WASSERMAN-SCHULTZ: I'm sure that they're going to go swimming in the kitchen sink at this point. I mean, what they can't get away from is that we have been executing our ground game, that we built for almost two years now. Actually, in some states, we never left, like North Carolina, like Florida, where our organization has been there since the beginning of the last campaign and we've been executing, we've run circles around the Republicans when it comes to early vote. Just to give you an idea Ed, there's four or five counties here -- Lee County, Escambia County, Brevard County, Seminole County that have almost double-digit or double-digit Republican registration advantages, and there are many more Democrats that have turned out to early vote than Republicans. And that -- we've eclipsed them in early voting. We've run circles around them in the ground game. So let them keep swimming in the kitchen sink and we're going to keep turning out voters.

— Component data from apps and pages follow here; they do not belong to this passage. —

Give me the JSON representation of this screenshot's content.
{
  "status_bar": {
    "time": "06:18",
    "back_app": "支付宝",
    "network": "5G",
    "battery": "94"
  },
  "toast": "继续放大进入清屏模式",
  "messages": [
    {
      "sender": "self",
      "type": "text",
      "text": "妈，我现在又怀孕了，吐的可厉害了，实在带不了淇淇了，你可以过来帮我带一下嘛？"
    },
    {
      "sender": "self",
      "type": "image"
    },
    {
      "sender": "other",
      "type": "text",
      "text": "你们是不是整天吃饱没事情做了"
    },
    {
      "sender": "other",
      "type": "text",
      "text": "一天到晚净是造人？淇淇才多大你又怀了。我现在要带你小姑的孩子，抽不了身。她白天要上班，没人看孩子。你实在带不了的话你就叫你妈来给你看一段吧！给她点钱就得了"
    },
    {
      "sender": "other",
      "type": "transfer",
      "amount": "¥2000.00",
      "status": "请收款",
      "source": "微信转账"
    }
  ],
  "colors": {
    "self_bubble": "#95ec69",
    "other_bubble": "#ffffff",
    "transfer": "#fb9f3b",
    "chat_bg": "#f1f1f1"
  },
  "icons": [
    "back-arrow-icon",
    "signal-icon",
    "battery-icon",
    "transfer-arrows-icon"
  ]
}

That's what's going to re-elect President Obama, the President of the United States.

SCHULTZ: So does President Obama win Florida?

WASSERMAN-SCHULTZ: President Obama is going to win (Florida), I am confident.

SCHULTZ: Congresswoman Debbie Wasserman-Schultz with us tonight, thanks so much.

WASSERMAN-SCHULTZ: Thank you.

8:43 p.m. EDT